Kelly, along with John Deeley and the Kilmurry McMahon Heritage society have spent hundreds of hours here, ensuring that future generations will know of a past which is still desperately raw for so many.
Electric barbed wire fencing means that even the most curious of livestock wouldn’t gain access to the fort. A strip of land was purchased, and a roadway was lain to secure access for the public.
A plaque was erected to remember all those who now lie here. And in 2008, the then Bishop of Killaloe Willie Walsh imparted a solemn blessing at a fort, a space so long forgotten and ignored by the Church.
“Lios na Leanaí reminds us of a time when there was a much harsher vision of God and a very hard understanding of God as a harsh judger. Thankfully over the years I think we have improved our understanding of God.
“We have been fortunate enough to live, if you like, in less harsh time and in times too where we truly believe that our God is the God of love.”
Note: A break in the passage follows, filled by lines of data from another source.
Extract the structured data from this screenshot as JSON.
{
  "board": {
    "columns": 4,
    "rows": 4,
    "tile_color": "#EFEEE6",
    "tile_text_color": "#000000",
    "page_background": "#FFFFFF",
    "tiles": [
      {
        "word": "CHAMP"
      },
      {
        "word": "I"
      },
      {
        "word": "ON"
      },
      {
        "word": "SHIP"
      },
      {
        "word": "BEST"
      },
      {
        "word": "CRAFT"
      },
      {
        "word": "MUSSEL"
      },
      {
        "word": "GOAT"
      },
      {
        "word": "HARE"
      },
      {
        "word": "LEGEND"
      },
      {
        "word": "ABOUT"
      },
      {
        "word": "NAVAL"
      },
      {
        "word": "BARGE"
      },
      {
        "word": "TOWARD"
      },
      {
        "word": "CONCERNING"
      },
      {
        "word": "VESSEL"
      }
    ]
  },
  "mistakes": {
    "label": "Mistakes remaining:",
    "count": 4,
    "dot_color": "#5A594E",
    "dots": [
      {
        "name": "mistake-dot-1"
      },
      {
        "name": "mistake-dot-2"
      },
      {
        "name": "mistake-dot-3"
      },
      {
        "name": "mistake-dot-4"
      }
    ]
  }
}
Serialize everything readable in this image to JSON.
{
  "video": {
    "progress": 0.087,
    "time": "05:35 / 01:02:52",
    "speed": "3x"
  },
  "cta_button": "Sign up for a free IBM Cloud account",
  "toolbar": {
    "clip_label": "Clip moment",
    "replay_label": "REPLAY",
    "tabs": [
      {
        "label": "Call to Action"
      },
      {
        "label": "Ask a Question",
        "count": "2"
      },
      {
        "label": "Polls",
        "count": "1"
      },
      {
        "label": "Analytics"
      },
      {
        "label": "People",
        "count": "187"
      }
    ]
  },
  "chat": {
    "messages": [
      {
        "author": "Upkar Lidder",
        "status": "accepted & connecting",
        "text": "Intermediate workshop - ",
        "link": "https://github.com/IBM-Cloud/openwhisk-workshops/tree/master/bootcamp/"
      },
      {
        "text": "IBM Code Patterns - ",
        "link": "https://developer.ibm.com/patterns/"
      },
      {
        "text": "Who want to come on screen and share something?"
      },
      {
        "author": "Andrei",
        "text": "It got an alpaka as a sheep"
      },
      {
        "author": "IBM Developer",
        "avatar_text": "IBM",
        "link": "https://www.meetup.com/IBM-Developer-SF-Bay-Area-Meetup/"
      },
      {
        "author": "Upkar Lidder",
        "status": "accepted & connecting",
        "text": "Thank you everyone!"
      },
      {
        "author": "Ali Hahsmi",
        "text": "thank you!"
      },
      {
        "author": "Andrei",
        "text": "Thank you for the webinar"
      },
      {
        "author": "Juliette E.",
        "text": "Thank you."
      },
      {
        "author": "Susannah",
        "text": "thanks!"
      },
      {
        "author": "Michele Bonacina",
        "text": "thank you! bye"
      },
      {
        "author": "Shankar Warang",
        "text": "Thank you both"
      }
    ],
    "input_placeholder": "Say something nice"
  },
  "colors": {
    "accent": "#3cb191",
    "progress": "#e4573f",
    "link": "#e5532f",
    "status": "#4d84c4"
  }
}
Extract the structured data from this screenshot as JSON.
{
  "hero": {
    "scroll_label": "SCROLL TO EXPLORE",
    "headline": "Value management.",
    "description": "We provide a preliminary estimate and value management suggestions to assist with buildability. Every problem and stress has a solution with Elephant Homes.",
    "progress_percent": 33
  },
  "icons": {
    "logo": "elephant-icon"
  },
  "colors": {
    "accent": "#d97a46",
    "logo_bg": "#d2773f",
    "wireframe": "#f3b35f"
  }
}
LESS than a hundreds yards down from the fort is Tullycrine’s Holy Well. Old ordinance survey maps record its name as Tobergrowata Holy Well of Tobar na Rabhartaí. Today it is known as St Mary’s Well.
Wells such as these have their origins in pre Christian times but became a key part of rural society when the might of the British rulers attempted to crush Catholicism.
Kelly explained: “There are many wells like this in West Clare. When the British were in Ireland, they did away with the churches so people would come to places like these wells to keep their religion alive.
“But once people were allowed to return to churches again, these type of wells were by and large forgotten about. I was renting the land here about 15 years ago and discovered the well again.
“It was all overgrown with rushes, all that was left was a barrow of stones and a small statue of the Blessed Virgin. The water was overflowing and it was in a very, very bad way.”
Kelly contacted Deeley and together they set wheels in motion to clear the site. A committee was formed, fundraising organised and bit by bit improvements were made.
“With each development came more interest from the local community and now the Holy Well is used on a regular basis.
“We have benediction and rosary there on the last Sunday in May. We have rosary there every Sunday for the full month of October.”
BELOW is an extract from the Department of Irish Folklore Primary Schools Project (1937-38) where local children wrote on items of interest in their parishes.
The piece below outlines the claims of a woman whose eye sight was restored after visiting the Well.
“The Blessed Well in Kilmurry McMahon is called St Ruth’s Well.
“Nowadays it is known to most people as St Mary’s Well.
“May years ago, a woman who lived in Ballyea, had no sight in one eye.
“She consulted every doctor in the county, but they could do nothing for her.
“She heard about St Ruth’s Well and decided to pay it a visit.
“She went to the people who lived near the Well and asked them what she should do.
“They told her she should visit the Well on three consecutive Thursdays and one Sunday, performing the rounds.
“She promised that if her sight was restored she would leave some offering at the Well.
“On the third visit, after she performed the rounds, her sight was restored.
The extract also contained accounts of claims that the location of the Well had changed on occasions - disappearing and then reappearing in another part of the field.
The reasoning behind the incidents are outlined below.
1. One evening in the month of July, a little girl was sent to the spring well for water but instead she went to the Blessed Well.
She brought a pail of water from the Blessed Well home and it was used to boil potatoes. The Well moved and sprung up in a nearby field.
2. Others believe that the Well moved when a travelling woman washed her stockings in it.”